• **What you should do**: Only the lines of the data holding the string "icon" need to be returned.

[Dataset rows for apps and sites]

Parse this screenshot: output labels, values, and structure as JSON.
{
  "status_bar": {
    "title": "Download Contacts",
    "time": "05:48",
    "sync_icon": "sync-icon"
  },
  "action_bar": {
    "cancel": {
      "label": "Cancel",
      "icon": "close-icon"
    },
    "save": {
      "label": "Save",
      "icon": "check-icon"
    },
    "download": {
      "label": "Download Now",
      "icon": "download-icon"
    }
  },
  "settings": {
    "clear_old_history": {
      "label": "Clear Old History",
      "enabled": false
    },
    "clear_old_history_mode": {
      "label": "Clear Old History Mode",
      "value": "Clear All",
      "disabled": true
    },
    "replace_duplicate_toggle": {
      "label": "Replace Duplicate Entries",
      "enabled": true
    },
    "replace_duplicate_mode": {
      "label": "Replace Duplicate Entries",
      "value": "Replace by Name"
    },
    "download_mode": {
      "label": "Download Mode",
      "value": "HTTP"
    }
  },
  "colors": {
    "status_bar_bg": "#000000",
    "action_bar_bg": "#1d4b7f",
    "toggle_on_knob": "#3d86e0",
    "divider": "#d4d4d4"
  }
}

• **Worked solution**:
    "sync_icon": "sync-icon"
      "icon": "close-icon"
      "icon": "check-icon"
      "icon": "download-icon"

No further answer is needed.